Website and app data records

>>>

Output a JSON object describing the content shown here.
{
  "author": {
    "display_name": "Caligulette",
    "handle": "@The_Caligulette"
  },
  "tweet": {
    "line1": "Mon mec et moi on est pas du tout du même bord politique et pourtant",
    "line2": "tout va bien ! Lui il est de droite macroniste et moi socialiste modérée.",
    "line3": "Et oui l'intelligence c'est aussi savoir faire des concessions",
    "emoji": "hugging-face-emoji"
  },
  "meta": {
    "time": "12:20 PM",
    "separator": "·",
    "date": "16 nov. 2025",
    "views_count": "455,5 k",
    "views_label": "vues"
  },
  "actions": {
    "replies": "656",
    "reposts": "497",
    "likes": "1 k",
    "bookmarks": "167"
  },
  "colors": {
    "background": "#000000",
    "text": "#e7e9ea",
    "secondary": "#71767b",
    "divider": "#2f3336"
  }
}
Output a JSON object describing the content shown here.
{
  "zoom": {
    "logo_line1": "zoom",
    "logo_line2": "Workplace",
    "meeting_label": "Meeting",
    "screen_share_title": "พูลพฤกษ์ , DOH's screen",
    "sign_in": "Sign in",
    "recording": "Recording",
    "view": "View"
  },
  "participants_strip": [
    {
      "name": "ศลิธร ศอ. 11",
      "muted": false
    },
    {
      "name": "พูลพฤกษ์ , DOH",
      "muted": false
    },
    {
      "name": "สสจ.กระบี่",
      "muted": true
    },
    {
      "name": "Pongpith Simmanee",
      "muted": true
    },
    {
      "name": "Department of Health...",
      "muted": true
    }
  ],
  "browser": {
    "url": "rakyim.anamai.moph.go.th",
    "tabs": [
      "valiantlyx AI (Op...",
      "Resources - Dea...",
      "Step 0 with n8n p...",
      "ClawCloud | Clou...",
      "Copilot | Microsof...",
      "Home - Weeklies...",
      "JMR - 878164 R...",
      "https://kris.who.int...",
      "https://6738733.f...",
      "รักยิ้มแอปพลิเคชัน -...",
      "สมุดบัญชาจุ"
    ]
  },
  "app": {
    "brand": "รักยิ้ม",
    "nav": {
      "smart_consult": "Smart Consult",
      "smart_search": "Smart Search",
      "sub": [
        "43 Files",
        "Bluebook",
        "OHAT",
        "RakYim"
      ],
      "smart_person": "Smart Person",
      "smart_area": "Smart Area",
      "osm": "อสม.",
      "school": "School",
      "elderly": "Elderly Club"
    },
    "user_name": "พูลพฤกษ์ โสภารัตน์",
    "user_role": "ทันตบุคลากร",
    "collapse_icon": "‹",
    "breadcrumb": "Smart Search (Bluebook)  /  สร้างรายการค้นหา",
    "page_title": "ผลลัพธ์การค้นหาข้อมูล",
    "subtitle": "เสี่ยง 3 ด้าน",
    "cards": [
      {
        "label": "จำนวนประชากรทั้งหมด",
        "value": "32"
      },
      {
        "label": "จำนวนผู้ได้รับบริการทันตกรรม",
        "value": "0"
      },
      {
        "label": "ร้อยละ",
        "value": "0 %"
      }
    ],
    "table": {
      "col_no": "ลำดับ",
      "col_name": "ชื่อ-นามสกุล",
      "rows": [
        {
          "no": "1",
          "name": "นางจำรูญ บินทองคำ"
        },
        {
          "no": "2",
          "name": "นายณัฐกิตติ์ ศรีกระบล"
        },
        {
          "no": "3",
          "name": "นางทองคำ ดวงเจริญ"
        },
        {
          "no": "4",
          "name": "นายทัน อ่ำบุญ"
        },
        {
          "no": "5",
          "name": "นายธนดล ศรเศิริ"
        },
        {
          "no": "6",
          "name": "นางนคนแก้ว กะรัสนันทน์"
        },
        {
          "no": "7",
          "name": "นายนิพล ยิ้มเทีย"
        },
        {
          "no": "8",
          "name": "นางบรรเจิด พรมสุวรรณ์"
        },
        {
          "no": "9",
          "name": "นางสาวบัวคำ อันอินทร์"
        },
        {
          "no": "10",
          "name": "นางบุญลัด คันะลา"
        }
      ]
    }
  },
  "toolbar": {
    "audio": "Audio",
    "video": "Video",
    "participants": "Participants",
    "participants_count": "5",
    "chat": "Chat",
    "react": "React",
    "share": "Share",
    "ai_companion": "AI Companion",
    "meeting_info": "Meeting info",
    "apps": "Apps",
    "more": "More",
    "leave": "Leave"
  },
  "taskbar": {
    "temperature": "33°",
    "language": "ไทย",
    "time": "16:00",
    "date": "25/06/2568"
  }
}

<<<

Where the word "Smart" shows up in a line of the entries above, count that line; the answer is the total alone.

5